**What to produce**. Look through the entries that follow and count the lines with the word "JSON". The reply is that number alone.
---------- Recorded information
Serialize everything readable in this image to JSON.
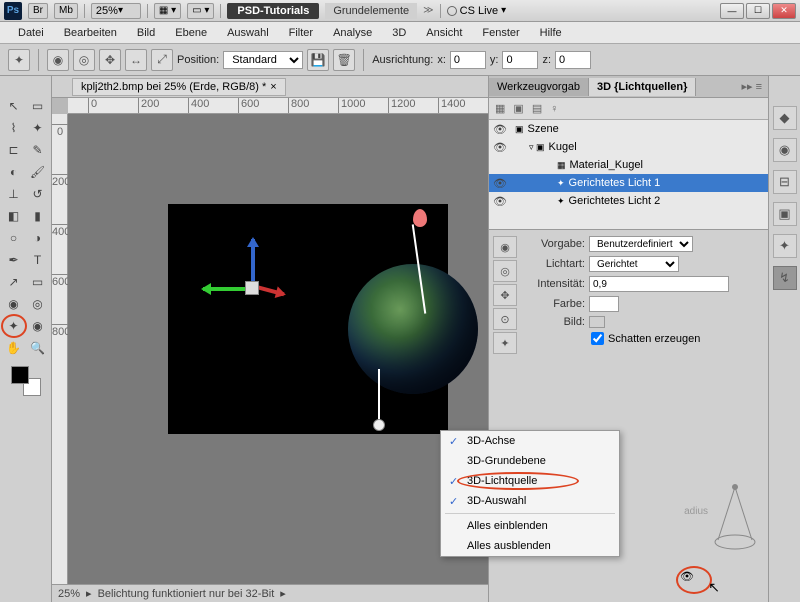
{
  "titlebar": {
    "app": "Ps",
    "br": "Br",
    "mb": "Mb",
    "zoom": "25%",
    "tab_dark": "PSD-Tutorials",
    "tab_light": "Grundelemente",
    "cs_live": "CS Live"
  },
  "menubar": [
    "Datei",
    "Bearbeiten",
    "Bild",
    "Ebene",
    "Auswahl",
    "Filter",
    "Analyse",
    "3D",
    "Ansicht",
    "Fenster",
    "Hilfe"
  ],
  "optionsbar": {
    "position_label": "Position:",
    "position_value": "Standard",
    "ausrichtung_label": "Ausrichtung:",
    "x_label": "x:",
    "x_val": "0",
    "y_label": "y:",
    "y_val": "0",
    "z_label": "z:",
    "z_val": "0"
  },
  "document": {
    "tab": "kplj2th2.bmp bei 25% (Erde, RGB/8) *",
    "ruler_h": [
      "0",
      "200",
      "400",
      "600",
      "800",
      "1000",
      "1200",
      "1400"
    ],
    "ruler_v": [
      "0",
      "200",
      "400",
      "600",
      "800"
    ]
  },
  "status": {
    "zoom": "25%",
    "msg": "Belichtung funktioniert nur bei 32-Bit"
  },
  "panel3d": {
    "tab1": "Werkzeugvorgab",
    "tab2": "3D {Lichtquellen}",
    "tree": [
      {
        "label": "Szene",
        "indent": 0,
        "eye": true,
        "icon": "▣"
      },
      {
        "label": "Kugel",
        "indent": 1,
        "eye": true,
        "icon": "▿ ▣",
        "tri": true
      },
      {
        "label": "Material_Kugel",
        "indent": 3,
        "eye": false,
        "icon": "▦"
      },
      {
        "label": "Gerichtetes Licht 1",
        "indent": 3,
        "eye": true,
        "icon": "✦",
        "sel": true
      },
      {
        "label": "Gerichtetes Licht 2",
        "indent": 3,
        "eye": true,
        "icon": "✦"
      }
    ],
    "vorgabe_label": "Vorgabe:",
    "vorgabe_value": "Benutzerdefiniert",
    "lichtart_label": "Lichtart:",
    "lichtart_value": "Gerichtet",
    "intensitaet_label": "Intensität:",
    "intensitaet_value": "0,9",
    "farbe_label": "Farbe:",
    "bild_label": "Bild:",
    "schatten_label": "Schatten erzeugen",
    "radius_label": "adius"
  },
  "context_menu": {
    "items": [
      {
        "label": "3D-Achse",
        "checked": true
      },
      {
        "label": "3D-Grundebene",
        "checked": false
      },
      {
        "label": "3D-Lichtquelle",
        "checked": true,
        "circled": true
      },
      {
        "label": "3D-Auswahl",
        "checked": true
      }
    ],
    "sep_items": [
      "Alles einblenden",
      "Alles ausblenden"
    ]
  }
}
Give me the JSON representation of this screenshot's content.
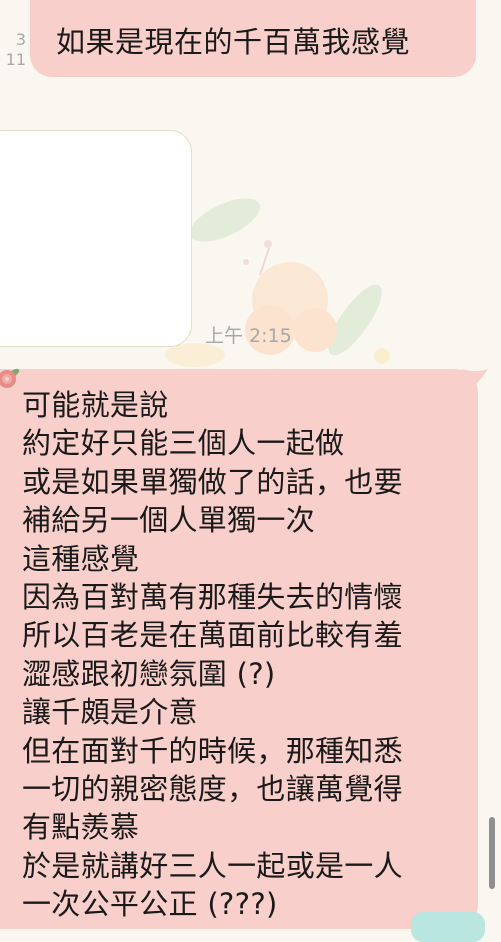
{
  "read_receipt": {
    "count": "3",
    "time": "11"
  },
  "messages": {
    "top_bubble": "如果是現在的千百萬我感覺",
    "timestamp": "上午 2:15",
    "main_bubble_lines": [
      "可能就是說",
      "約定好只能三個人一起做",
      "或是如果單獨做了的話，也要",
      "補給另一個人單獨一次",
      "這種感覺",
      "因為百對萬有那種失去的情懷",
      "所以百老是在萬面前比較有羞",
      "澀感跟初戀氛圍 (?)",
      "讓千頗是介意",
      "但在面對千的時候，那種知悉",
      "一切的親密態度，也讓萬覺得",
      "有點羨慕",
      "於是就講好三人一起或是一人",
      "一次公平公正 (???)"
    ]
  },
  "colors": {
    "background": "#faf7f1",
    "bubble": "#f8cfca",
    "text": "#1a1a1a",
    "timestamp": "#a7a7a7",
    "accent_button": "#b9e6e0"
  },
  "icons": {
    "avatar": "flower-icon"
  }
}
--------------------
**Finished exercise**. 2